=== Section Start ===
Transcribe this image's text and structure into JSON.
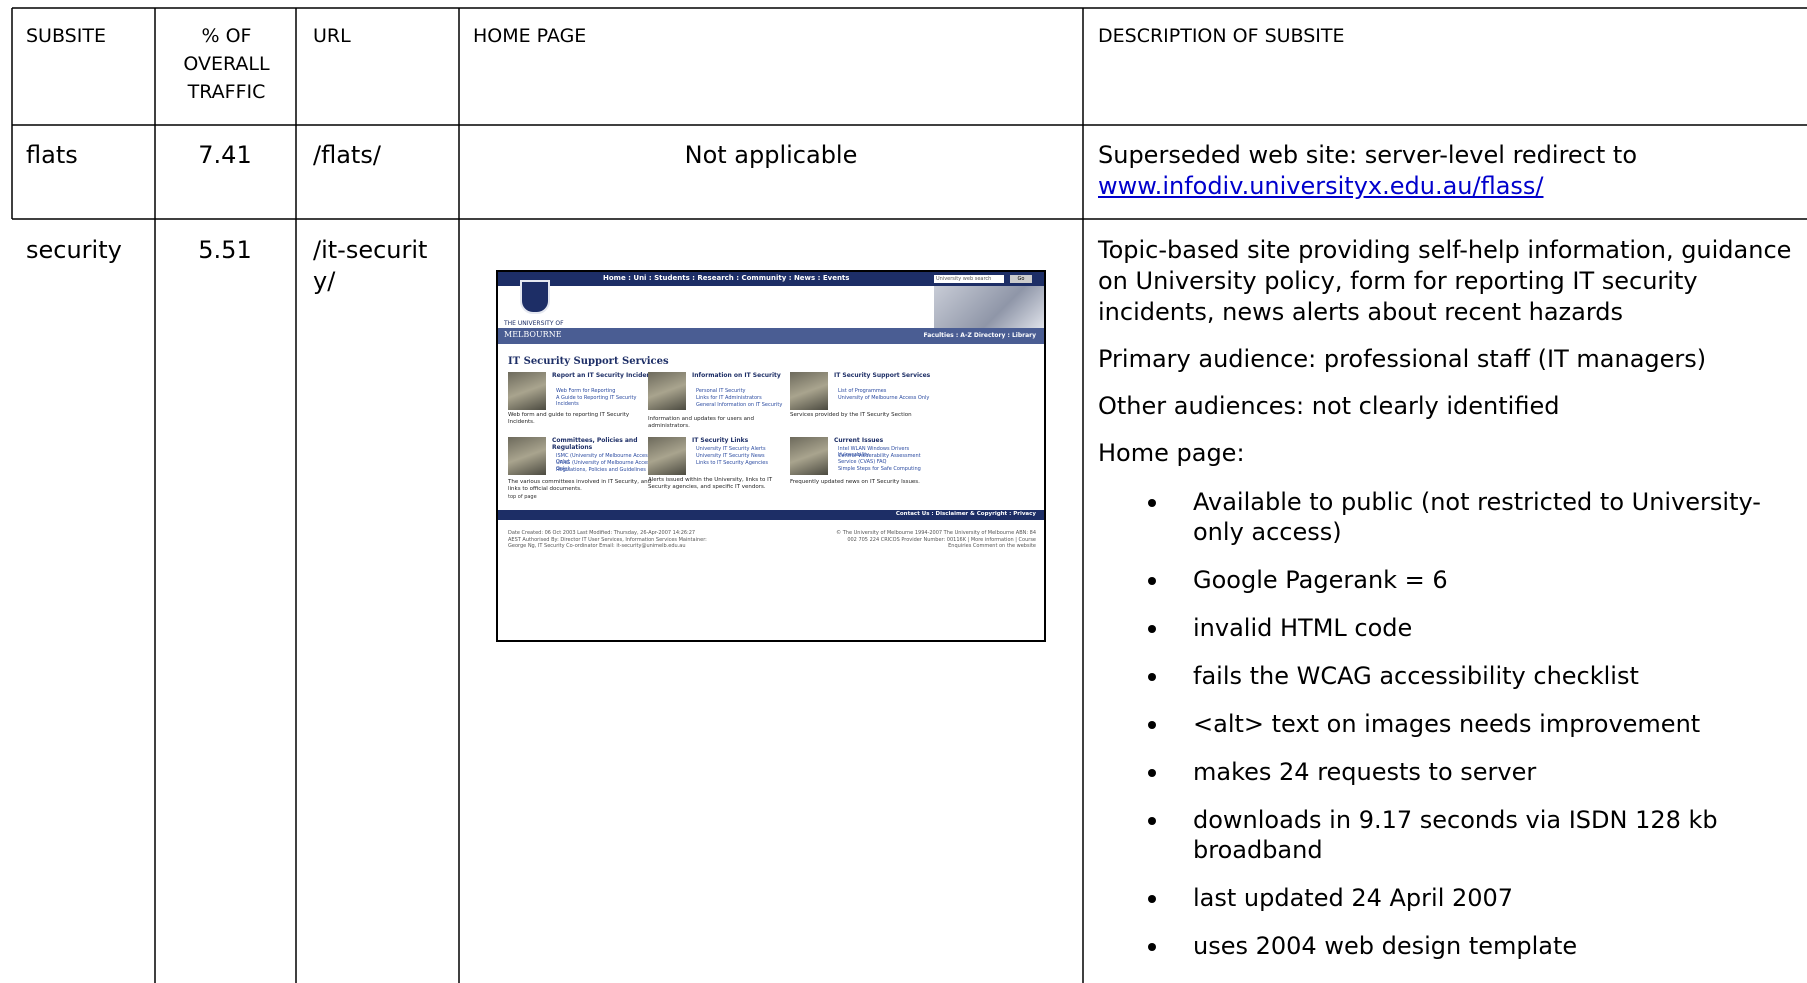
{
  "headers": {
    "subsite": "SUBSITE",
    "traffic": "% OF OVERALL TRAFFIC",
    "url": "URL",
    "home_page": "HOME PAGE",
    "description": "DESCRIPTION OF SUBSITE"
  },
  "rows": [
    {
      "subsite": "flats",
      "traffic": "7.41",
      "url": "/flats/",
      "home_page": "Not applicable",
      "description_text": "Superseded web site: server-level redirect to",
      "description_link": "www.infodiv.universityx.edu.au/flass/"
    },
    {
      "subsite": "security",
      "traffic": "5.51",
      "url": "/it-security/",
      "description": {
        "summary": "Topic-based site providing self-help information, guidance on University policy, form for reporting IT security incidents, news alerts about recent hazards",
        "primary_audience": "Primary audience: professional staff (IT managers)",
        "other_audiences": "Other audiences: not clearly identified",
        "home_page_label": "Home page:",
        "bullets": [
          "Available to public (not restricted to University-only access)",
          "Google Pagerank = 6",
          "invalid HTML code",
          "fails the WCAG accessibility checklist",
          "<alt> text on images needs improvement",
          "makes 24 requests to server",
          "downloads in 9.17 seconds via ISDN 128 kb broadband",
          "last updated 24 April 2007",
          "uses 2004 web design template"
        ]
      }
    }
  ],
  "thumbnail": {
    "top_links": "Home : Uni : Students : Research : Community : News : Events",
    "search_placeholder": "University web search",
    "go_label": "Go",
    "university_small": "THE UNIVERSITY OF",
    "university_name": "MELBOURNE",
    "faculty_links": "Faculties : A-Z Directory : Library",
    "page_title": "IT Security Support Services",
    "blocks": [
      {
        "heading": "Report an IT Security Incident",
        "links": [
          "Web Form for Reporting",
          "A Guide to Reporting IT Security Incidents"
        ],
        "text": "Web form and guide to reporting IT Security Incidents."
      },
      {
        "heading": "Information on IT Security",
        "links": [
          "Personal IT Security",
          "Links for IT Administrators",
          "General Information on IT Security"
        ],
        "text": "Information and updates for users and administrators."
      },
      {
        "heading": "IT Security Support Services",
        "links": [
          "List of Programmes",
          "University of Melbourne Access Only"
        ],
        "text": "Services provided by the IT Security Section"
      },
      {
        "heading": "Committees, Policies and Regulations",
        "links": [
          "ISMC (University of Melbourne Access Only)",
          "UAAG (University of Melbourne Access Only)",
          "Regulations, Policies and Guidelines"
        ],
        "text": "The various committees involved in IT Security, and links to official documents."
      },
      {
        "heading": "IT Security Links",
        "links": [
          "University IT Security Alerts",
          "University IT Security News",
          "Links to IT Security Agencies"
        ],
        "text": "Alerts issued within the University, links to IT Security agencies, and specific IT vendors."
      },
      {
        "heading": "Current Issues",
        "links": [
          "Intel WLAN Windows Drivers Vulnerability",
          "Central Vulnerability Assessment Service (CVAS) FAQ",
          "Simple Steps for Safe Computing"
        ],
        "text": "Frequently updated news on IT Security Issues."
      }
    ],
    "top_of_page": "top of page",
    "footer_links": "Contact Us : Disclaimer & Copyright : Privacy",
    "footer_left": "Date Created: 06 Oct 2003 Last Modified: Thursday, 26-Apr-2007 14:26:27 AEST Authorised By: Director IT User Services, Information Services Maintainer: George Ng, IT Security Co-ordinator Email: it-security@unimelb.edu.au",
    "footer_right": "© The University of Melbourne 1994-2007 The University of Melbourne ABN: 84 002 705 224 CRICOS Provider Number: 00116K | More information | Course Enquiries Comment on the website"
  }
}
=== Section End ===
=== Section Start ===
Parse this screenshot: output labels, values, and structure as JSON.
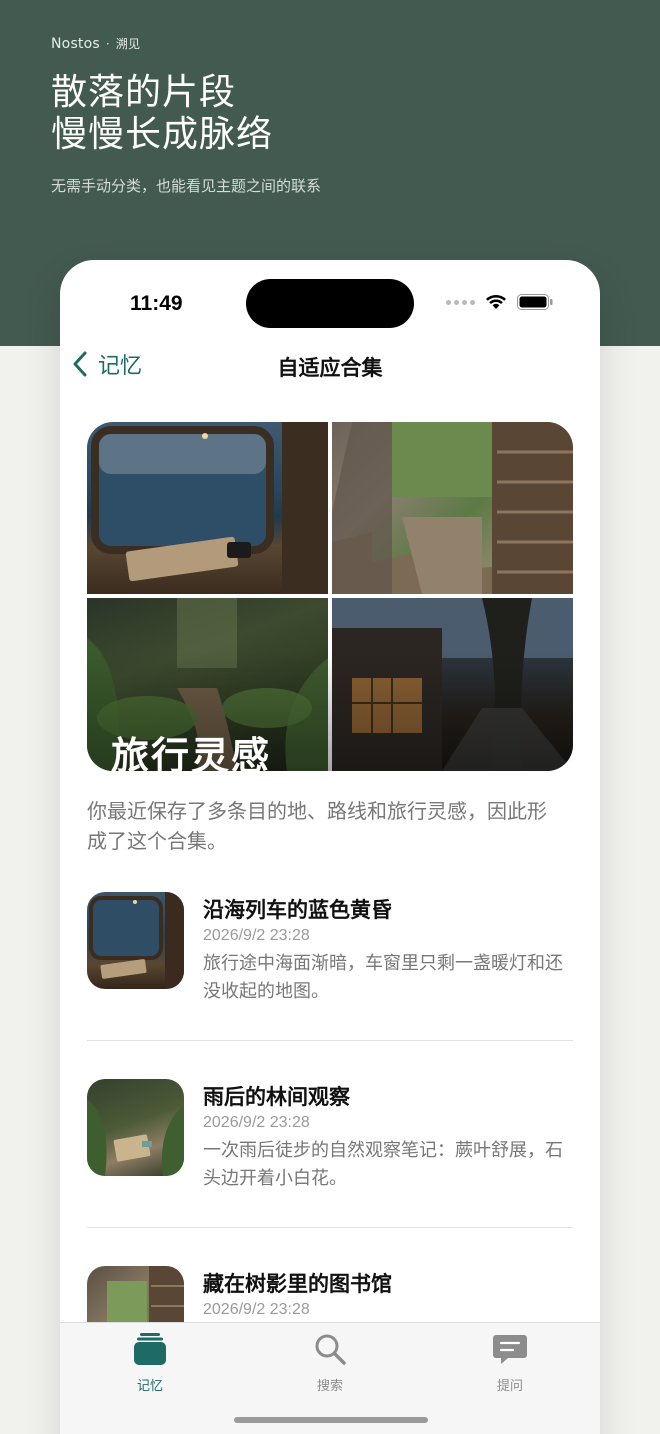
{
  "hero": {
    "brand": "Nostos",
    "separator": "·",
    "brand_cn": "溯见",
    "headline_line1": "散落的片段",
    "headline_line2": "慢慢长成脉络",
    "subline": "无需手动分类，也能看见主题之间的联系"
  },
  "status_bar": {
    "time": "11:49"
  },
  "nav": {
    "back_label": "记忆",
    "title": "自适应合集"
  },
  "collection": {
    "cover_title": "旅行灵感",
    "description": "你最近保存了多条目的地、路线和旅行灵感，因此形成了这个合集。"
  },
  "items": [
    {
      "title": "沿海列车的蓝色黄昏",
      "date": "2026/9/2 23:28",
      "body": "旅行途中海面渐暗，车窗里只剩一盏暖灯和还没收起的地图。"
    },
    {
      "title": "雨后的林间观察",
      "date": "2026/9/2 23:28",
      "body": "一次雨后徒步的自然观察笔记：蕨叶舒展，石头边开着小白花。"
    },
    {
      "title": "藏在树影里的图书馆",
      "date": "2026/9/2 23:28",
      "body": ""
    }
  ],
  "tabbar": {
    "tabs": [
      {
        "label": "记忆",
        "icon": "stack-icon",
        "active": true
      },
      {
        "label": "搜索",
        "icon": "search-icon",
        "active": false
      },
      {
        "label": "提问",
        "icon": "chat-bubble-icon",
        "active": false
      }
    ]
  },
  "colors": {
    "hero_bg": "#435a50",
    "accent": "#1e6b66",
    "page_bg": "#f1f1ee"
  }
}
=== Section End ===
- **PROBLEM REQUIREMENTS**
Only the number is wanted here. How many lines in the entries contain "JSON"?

- **ANSWER SPACE**
2